Smoking also restricts blood flow to vital organs by causing plaque to build up in the blood vessels thus causing a narrowing of the arteries. Additionally, smoking also causes your blood to thicken and blood clots in veins and arteries may begin to form. Of course, there are many other conditions associated with smoking, including various cancers, heart diseases, and stroke.
Smoking increases heart rate and blood pressure thus causing irregular heart rhythms. Smoking to relax actually induces more stress because you are increasing your heart rate. The reason why a smoker would perhaps not realise the negative affects to begin with is because the effects of the nicotine mask the negatives by inducing that rush and feel-good feeling.
How to deal with stress without smoking
The best way to try and deal with stress without smoking is to find other activities that help you deal with stress. These can include:
- Exercise or going for long walks
- Finding a stop smoking group or confide in friends and family. You also can contact the Samaritans for help with stress
- Take up a hobby that uses your hands, i.e., painting, arts and crafts or gardening
- Try a meditation group that can help teach you how to focus the mind and relax with breathing exercises
- Try a mental wellbeing audio guide
- Try mindfulness and relaxation apps or online communities which are available for free via the NHS library
These are but a few examples of activities smokers can try to implement to help relieve the effects of stress. However, withdrawal symptoms from smoking also add to the normal stress of everyday life, so learning how to deal with these is key to managing stress levels in the first few days of your stop smoking journey.
Interestingly, both the symptoms of stress and the withdrawal symptoms associated with quitting smoking are very similar. Therefore, one could argue, that smoking induces stress. Withdrawal symptoms from nicotine normally leads to a smoker consuming another cigarette, leading to stress smoking and a feeling of being trapped.
Withdrawal symptoms from nicotine and signs of stress can show up in various ways:
- Difficulty sleeping and/or lack of concentration
- Nail biting
- Excessive food consumption
- Low mood
- Low libido
You may also experience a cough which isn’t necessarily a bad thing, as a chesty cough means that your body is getting rid of all the debris in your lungs2. Withdrawal symptoms typically last for 2-3 weeks and mean that your body is repairing itself from the impact of smoking. It’s important to keep in mind that withdrawal symptoms don’t last forever.

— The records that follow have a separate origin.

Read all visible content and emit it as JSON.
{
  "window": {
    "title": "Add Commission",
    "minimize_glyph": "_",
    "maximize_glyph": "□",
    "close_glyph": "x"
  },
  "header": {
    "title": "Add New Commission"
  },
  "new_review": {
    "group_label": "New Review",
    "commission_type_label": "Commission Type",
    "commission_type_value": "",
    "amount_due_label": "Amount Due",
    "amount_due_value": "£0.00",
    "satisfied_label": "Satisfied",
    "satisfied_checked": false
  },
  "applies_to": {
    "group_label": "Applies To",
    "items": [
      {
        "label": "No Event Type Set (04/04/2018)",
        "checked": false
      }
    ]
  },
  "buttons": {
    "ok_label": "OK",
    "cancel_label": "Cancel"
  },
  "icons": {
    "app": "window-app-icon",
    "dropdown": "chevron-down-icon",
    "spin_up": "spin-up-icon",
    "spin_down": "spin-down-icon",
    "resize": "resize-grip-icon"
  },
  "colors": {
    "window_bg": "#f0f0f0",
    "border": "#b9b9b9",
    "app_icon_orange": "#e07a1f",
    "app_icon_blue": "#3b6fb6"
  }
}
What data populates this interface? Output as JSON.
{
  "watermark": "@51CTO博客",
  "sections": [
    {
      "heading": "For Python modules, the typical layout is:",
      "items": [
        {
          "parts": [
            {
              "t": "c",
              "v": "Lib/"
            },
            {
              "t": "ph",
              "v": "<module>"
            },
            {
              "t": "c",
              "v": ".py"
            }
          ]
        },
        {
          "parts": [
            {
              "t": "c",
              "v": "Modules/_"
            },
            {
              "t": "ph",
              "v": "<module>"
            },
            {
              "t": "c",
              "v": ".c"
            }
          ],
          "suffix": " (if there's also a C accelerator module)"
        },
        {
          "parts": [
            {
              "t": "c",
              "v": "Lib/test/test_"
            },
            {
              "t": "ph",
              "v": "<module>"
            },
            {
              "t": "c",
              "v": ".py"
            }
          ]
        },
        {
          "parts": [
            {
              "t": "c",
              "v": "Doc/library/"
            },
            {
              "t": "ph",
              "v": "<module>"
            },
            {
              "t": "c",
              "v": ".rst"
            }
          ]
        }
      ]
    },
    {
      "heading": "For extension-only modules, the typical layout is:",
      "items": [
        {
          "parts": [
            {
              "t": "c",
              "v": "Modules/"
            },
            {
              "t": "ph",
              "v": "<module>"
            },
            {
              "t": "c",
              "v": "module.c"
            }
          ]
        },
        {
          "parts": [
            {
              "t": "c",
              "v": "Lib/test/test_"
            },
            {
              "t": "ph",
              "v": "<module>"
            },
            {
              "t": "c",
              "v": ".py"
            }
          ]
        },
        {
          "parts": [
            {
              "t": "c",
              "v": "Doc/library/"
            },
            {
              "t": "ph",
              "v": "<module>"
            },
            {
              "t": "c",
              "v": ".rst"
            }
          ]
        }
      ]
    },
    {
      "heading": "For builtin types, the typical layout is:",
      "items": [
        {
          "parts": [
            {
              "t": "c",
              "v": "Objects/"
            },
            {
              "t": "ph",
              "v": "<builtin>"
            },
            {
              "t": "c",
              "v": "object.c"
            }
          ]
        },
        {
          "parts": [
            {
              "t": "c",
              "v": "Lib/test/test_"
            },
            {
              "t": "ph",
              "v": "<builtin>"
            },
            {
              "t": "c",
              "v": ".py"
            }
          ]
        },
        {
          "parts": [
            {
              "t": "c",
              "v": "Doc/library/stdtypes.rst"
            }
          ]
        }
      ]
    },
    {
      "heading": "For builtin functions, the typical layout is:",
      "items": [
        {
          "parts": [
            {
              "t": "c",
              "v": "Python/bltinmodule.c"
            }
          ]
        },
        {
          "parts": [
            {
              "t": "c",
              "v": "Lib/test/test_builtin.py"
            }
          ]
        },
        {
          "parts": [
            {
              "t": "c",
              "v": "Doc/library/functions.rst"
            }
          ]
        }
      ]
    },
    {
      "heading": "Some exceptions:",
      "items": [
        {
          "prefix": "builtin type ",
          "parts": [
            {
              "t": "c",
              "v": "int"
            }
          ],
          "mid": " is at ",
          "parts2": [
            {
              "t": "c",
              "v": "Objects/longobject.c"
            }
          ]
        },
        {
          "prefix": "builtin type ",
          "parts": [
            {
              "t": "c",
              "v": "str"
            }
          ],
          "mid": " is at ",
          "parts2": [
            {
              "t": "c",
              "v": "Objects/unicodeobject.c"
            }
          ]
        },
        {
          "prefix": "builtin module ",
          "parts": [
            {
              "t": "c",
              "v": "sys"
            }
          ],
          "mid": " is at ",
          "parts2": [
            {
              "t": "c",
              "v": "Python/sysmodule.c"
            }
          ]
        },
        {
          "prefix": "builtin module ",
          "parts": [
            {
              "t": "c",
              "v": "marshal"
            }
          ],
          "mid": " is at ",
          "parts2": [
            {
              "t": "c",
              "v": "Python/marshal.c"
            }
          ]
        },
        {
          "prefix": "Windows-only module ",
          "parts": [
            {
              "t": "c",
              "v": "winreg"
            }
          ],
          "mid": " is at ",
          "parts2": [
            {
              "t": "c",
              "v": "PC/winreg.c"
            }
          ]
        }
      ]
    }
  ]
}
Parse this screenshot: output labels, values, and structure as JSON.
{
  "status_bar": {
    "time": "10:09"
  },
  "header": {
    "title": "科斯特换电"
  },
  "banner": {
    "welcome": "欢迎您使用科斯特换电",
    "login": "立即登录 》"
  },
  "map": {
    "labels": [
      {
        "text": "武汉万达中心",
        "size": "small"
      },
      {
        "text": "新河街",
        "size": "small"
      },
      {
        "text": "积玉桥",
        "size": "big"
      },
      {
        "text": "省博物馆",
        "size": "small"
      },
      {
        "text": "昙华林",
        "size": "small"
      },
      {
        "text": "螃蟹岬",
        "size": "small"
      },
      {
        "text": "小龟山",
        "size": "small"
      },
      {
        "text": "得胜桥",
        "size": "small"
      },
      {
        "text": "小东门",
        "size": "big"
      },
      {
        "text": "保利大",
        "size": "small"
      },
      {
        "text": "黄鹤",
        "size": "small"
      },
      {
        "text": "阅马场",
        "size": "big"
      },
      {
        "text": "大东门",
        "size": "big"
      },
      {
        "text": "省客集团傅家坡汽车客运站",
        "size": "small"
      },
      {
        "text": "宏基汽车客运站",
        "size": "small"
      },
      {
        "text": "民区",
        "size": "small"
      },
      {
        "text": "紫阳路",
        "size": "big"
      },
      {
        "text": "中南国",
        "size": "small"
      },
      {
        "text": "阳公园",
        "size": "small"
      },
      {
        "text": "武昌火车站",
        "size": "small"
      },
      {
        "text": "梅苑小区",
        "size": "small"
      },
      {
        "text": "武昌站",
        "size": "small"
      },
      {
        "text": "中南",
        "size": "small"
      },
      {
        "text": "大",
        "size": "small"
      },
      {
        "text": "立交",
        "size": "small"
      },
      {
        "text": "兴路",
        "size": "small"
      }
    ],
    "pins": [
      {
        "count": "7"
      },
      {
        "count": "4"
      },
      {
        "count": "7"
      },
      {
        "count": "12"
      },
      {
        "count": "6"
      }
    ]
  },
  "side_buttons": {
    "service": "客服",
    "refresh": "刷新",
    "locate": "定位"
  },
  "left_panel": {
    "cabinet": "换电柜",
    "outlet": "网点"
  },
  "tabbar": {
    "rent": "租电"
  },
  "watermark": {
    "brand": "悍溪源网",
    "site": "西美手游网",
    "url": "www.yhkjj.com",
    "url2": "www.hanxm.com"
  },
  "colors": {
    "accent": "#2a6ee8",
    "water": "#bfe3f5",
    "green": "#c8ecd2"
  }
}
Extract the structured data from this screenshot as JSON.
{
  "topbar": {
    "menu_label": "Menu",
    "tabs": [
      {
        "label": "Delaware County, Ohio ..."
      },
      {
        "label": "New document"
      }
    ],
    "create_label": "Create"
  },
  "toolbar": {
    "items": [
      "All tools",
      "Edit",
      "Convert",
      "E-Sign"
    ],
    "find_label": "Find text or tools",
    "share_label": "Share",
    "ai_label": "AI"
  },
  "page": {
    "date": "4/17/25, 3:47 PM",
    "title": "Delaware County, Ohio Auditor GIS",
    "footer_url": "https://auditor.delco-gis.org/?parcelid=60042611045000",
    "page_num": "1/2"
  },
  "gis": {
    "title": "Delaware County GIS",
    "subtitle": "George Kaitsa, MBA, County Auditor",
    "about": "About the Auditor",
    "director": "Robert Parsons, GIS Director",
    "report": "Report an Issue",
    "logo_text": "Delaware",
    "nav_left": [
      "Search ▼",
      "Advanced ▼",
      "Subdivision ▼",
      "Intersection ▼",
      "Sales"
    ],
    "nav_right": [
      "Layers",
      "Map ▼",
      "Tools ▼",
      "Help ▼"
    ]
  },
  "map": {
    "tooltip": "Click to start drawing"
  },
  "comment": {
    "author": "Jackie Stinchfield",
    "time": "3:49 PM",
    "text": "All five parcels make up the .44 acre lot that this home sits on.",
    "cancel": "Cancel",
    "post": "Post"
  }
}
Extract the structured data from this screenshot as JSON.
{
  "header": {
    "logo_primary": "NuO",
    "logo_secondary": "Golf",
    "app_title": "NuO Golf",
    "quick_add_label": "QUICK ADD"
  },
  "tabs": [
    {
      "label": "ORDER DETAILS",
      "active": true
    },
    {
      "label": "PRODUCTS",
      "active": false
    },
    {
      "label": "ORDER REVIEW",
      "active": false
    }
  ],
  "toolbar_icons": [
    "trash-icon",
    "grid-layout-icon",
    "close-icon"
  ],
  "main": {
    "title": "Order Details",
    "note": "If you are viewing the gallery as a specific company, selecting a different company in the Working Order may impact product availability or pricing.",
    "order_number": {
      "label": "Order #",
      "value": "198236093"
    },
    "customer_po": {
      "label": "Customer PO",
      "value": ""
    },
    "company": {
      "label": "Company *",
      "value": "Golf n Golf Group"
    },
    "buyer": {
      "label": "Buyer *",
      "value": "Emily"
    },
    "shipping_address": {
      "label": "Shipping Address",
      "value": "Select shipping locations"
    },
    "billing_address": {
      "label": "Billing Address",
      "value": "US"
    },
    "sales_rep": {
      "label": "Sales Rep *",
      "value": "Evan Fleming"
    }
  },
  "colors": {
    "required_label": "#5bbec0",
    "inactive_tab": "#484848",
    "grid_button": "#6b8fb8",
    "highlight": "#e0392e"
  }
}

For more information on quitting for good, contact your local pharmacist or local Stop Smoking Service for more information on how NRT can help. Additionally, read some of our quitter stories for inspiration to start your quitting smoking journey.